Exactly as written and without the pictures, output the entries below.

» Material to process:

--- START ---

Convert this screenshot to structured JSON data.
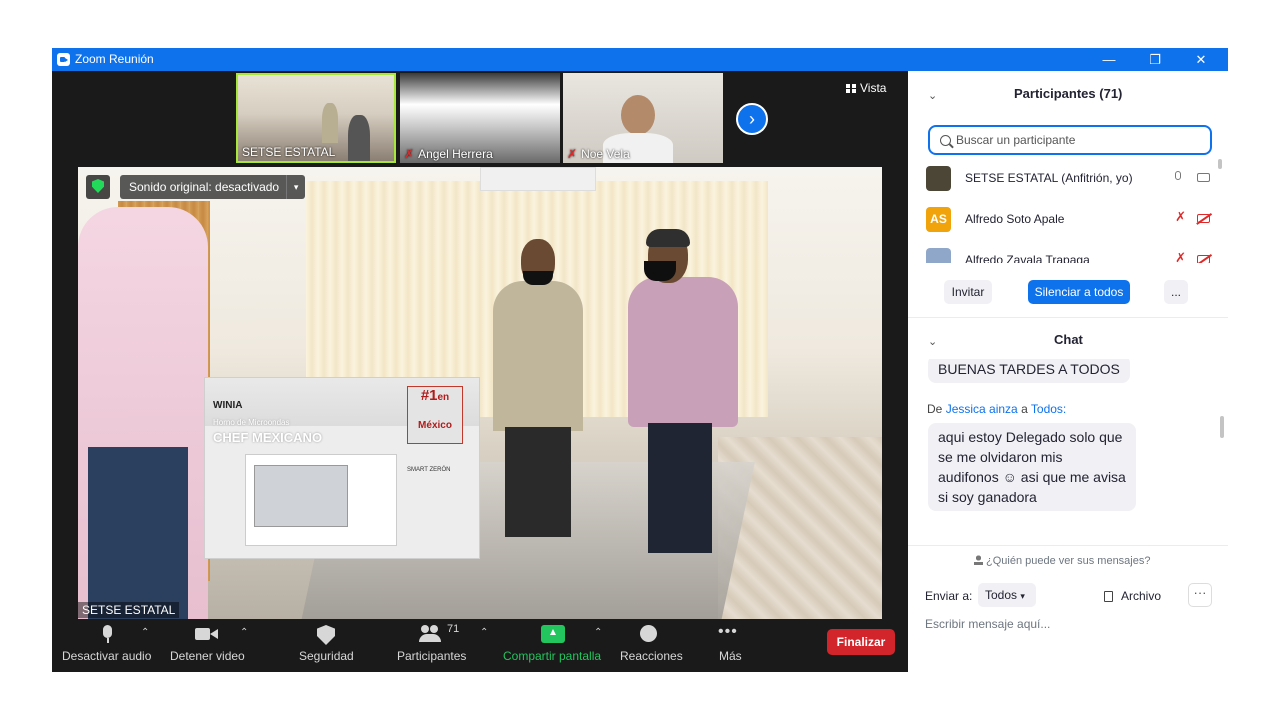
{
  "window": {
    "title": "Zoom Reunión"
  },
  "gallery": {
    "tiles": [
      {
        "name": "SETSE ESTATAL",
        "muted": false
      },
      {
        "name": "Angel Herrera",
        "muted": true
      },
      {
        "name": "Noe Vela",
        "muted": true
      }
    ],
    "view_label": "Vista"
  },
  "main_video": {
    "original_sound": "Sonido original: desactivado",
    "speaker_name": "SETSE ESTATAL",
    "box": {
      "brand": "WINIA",
      "subtitle": "Horno de Microondas",
      "model": "CHEF MEXICANO",
      "badge_line1": "#1",
      "badge_line2": "en",
      "badge_line3": "México",
      "feature": "SMART ZERÓN"
    }
  },
  "toolbar": {
    "mute": "Desactivar audio",
    "video": "Detener video",
    "security": "Seguridad",
    "participants": "Participantes",
    "participants_count": "71",
    "share": "Compartir pantalla",
    "reactions": "Reacciones",
    "more": "Más",
    "end": "Finalizar",
    "share_color": "#22c55e",
    "end_color": "#d2252b"
  },
  "participants_panel": {
    "title": "Participantes (71)",
    "search_placeholder": "Buscar un participante",
    "list": [
      {
        "name": "SETSE ESTATAL (Anfitrión, yo)",
        "initials": "",
        "avatar_color": "#4b4636",
        "mic": "on",
        "cam": "on"
      },
      {
        "name": "Alfredo Soto Apale",
        "initials": "AS",
        "avatar_color": "#f0a30a",
        "mic": "off",
        "cam": "off"
      },
      {
        "name": "Alfredo Zavala Trapaga",
        "initials": "",
        "avatar_color": "#8fa7c9",
        "mic": "off",
        "cam": "off"
      }
    ],
    "invite": "Invitar",
    "mute_all": "Silenciar a todos",
    "more": "..."
  },
  "chat": {
    "title": "Chat",
    "messages": [
      {
        "text": "BUENAS TARDES A TODOS"
      },
      {
        "from_prefix": "De",
        "sender": "Jessica ainza",
        "to_word": "a",
        "recipient": "Todos:",
        "text_lines": [
          "aqui estoy Delegado solo que",
          "se me olvidaron mis",
          "audifonos ☺ asi que me avisa",
          "si soy ganadora"
        ]
      }
    ],
    "visibility_note": "¿Quién puede ver sus mensajes?",
    "send_to_label": "Enviar a:",
    "send_to_value": "Todos",
    "file_label": "Archivo",
    "more": "···",
    "input_placeholder": "Escribir mensaje aquí..."
  }
}
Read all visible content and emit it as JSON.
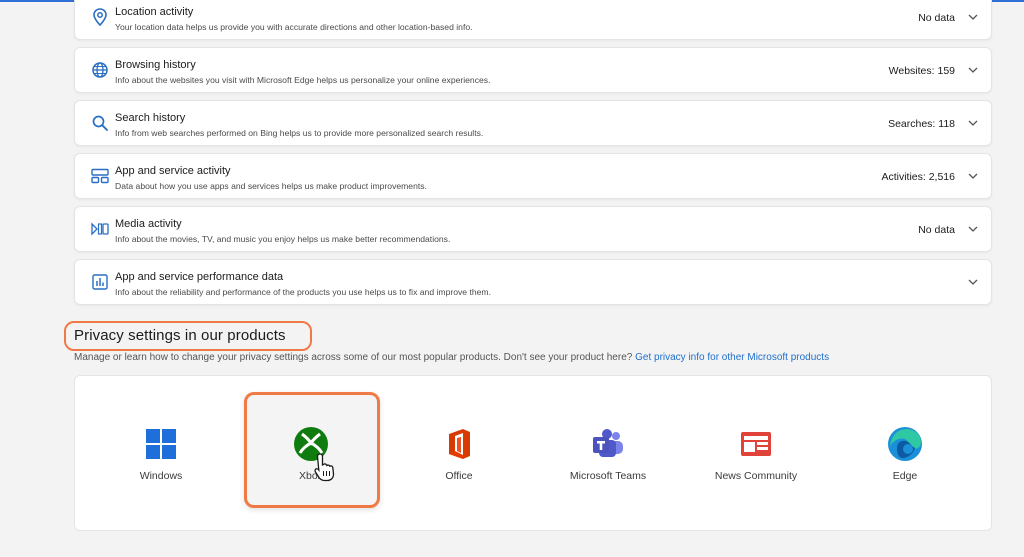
{
  "activity_cards": [
    {
      "icon": "location-pin-icon",
      "title": "Location activity",
      "desc": "Your location data helps us provide you with accurate directions and other location-based info.",
      "value": "No data"
    },
    {
      "icon": "globe-icon",
      "title": "Browsing history",
      "desc": "Info about the websites you visit with Microsoft Edge helps us personalize your online experiences.",
      "value": "Websites: 159"
    },
    {
      "icon": "search-icon",
      "title": "Search history",
      "desc": "Info from web searches performed on Bing helps us to provide more personalized search results.",
      "value": "Searches: 118"
    },
    {
      "icon": "apps-icon",
      "title": "App and service activity",
      "desc": "Data about how you use apps and services helps us make product improvements.",
      "value": "Activities: 2,516"
    },
    {
      "icon": "media-icon",
      "title": "Media activity",
      "desc": "Info about the movies, TV, and music you enjoy helps us make better recommendations.",
      "value": "No data"
    },
    {
      "icon": "performance-icon",
      "title": "App and service performance data",
      "desc": "Info about the reliability and performance of the products you use helps us to fix and improve them.",
      "value": ""
    }
  ],
  "privacy_section": {
    "title": "Privacy settings in our products",
    "desc": "Manage or learn how to change your privacy settings across some of our most popular products. Don't see your product here?",
    "link": "Get privacy info for other Microsoft products"
  },
  "products": [
    {
      "name": "Windows",
      "icon": "windows-logo-icon"
    },
    {
      "name": "Xbox",
      "icon": "xbox-logo-icon"
    },
    {
      "name": "Office",
      "icon": "office-logo-icon"
    },
    {
      "name": "Microsoft Teams",
      "icon": "teams-logo-icon"
    },
    {
      "name": "News Community",
      "icon": "news-logo-icon"
    },
    {
      "name": "Edge",
      "icon": "edge-logo-icon"
    }
  ],
  "colors": {
    "accent": "#2f6fd6",
    "highlight": "#f07a45",
    "link": "#1f6fcb"
  }
}
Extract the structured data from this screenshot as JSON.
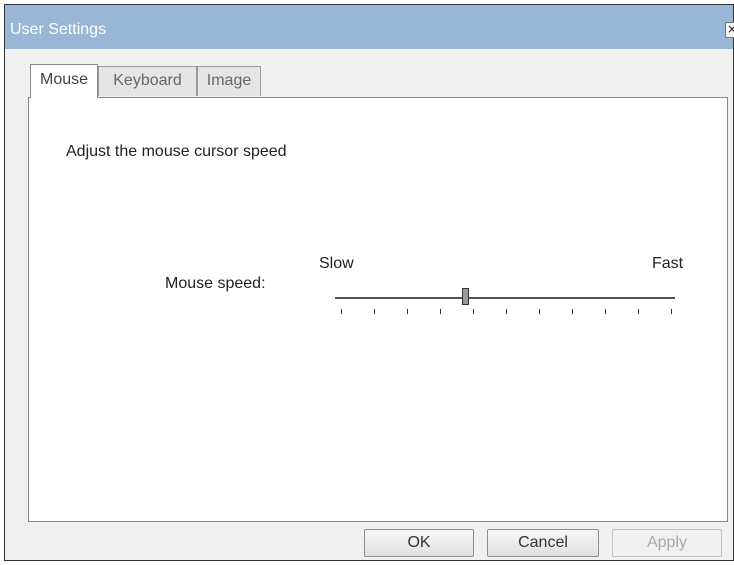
{
  "window": {
    "title": "User Settings",
    "close_icon_glyph": "×",
    "titlebar_color": "#9ab6d6"
  },
  "tabs": [
    {
      "label": "Mouse",
      "active": true
    },
    {
      "label": "Keyboard",
      "active": false
    },
    {
      "label": "Image",
      "active": false
    }
  ],
  "mouse_panel": {
    "instruction": "Adjust the mouse cursor speed",
    "speed_label": "Mouse speed:",
    "slider": {
      "min_label": "Slow",
      "max_label": "Fast",
      "tick_count": 11,
      "value_fraction": 0.375
    }
  },
  "buttons": {
    "ok": {
      "label": "OK",
      "enabled": true
    },
    "cancel": {
      "label": "Cancel",
      "enabled": true
    },
    "apply": {
      "label": "Apply",
      "enabled": false
    }
  }
}
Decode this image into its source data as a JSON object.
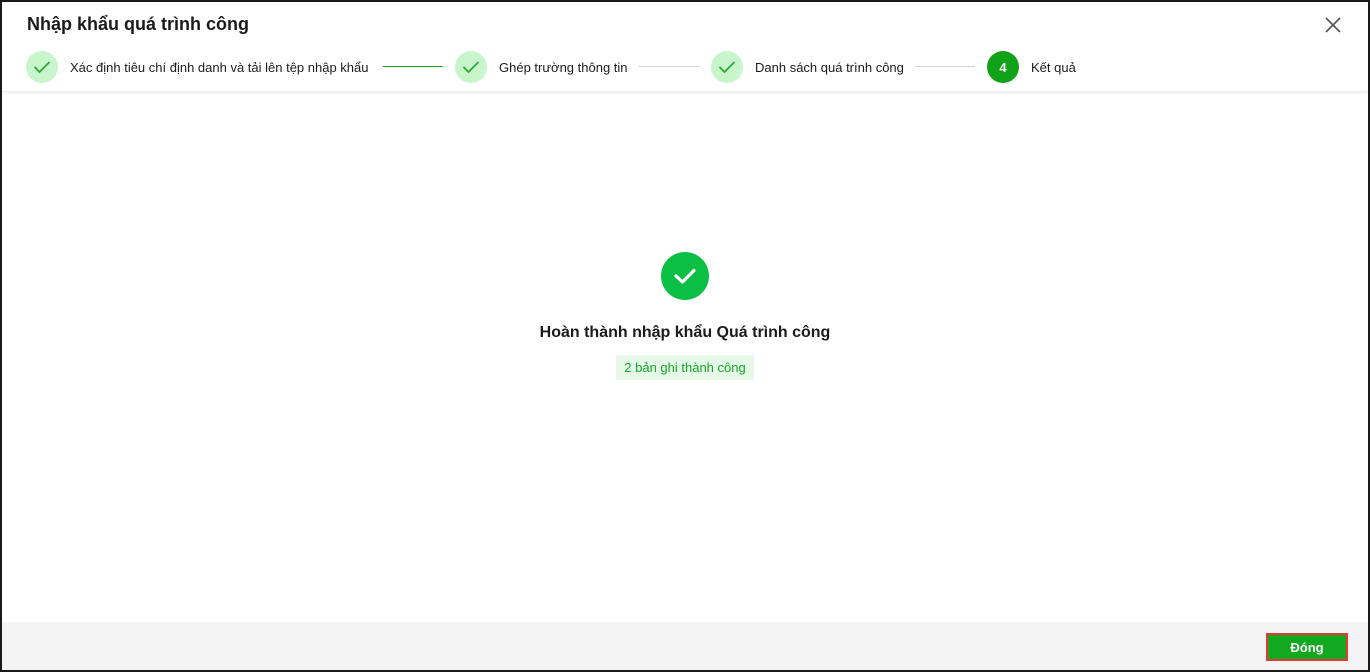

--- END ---

» Exercise response:
Convert this screenshot to structured JSON data.
{
  "window": {
    "title": "Zoom Reunión"
  },
  "gallery": {
    "tiles": [
      {
        "name": "SETSE ESTATAL",
        "muted": false
      },
      {
        "name": "Angel Herrera",
        "muted": true
      },
      {
        "name": "Noe Vela",
        "muted": true
      }
    ],
    "view_label": "Vista"
  },
  "main_video": {
    "original_sound": "Sonido original: desactivado",
    "speaker_name": "SETSE ESTATAL",
    "box": {
      "brand": "WINIA",
      "subtitle": "Horno de Microondas",
      "model": "CHEF MEXICANO",
      "badge_line1": "#1",
      "badge_line2": "en",
      "badge_line3": "México",
      "feature": "SMART ZERÓN"
    }
  },
  "toolbar": {
    "mute": "Desactivar audio",
    "video": "Detener video",
    "security": "Seguridad",
    "participants": "Participantes",
    "participants_count": "71",
    "share": "Compartir pantalla",
    "reactions": "Reacciones",
    "more": "Más",
    "end": "Finalizar",
    "share_color": "#22c55e",
    "end_color": "#d2252b"
  },
  "participants_panel": {
    "title": "Participantes (71)",
    "search_placeholder": "Buscar un participante",
    "list": [
      {
        "name": "SETSE ESTATAL (Anfitrión, yo)",
        "initials": "",
        "avatar_color": "#4b4636",
        "mic": "on",
        "cam": "on"
      },
      {
        "name": "Alfredo Soto Apale",
        "initials": "AS",
        "avatar_color": "#f0a30a",
        "mic": "off",
        "cam": "off"
      },
      {
        "name": "Alfredo Zavala Trapaga",
        "initials": "",
        "avatar_color": "#8fa7c9",
        "mic": "off",
        "cam": "off"
      }
    ],
    "invite": "Invitar",
    "mute_all": "Silenciar a todos",
    "more": "..."
  },
  "chat": {
    "title": "Chat",
    "messages": [
      {
        "text": "BUENAS TARDES A TODOS"
      },
      {
        "from_prefix": "De",
        "sender": "Jessica ainza",
        "to_word": "a",
        "recipient": "Todos:",
        "text_lines": [
          "aqui estoy Delegado solo que",
          "se me olvidaron mis",
          "audifonos ☺ asi que me avisa",
          "si soy ganadora"
        ]
      }
    ],
    "visibility_note": "¿Quién puede ver sus mensajes?",
    "send_to_label": "Enviar a:",
    "send_to_value": "Todos",
    "file_label": "Archivo",
    "more": "···",
    "input_placeholder": "Escribir mensaje aquí..."
  }
}
Read all visible content and emit it as JSON.
{
  "activity_cards": [
    {
      "icon": "location-pin-icon",
      "title": "Location activity",
      "desc": "Your location data helps us provide you with accurate directions and other location-based info.",
      "value": "No data"
    },
    {
      "icon": "globe-icon",
      "title": "Browsing history",
      "desc": "Info about the websites you visit with Microsoft Edge helps us personalize your online experiences.",
      "value": "Websites: 159"
    },
    {
      "icon": "search-icon",
      "title": "Search history",
      "desc": "Info from web searches performed on Bing helps us to provide more personalized search results.",
      "value": "Searches: 118"
    },
    {
      "icon": "apps-icon",
      "title": "App and service activity",
      "desc": "Data about how you use apps and services helps us make product improvements.",
      "value": "Activities: 2,516"
    },
    {
      "icon": "media-icon",
      "title": "Media activity",
      "desc": "Info about the movies, TV, and music you enjoy helps us make better recommendations.",
      "value": "No data"
    },
    {
      "icon": "performance-icon",
      "title": "App and service performance data",
      "desc": "Info about the reliability and performance of the products you use helps us to fix and improve them.",
      "value": ""
    }
  ],
  "privacy_section": {
    "title": "Privacy settings in our products",
    "desc": "Manage or learn how to change your privacy settings across some of our most popular products. Don't see your product here?",
    "link": "Get privacy info for other Microsoft products"
  },
  "products": [
    {
      "name": "Windows",
      "icon": "windows-logo-icon"
    },
    {
      "name": "Xbox",
      "icon": "xbox-logo-icon"
    },
    {
      "name": "Office",
      "icon": "office-logo-icon"
    },
    {
      "name": "Microsoft Teams",
      "icon": "teams-logo-icon"
    },
    {
      "name": "News Community",
      "icon": "news-logo-icon"
    },
    {
      "name": "Edge",
      "icon": "edge-logo-icon"
    }
  ],
  "colors": {
    "accent": "#2f6fd6",
    "highlight": "#f07a45",
    "link": "#1f6fcb"
  }
}
Extract the structured data from this screenshot as JSON.
{
  "window": {
    "title": "User Settings",
    "close_icon_glyph": "×",
    "titlebar_color": "#9ab6d6"
  },
  "tabs": [
    {
      "label": "Mouse",
      "active": true
    },
    {
      "label": "Keyboard",
      "active": false
    },
    {
      "label": "Image",
      "active": false
    }
  ],
  "mouse_panel": {
    "instruction": "Adjust the mouse cursor speed",
    "speed_label": "Mouse speed:",
    "slider": {
      "min_label": "Slow",
      "max_label": "Fast",
      "tick_count": 11,
      "value_fraction": 0.375
    }
  },
  "buttons": {
    "ok": {
      "label": "OK",
      "enabled": true
    },
    "cancel": {
      "label": "Cancel",
      "enabled": true
    },
    "apply": {
      "label": "Apply",
      "enabled": false
    }
  }
}
Decode this image into its source data as a JSON object.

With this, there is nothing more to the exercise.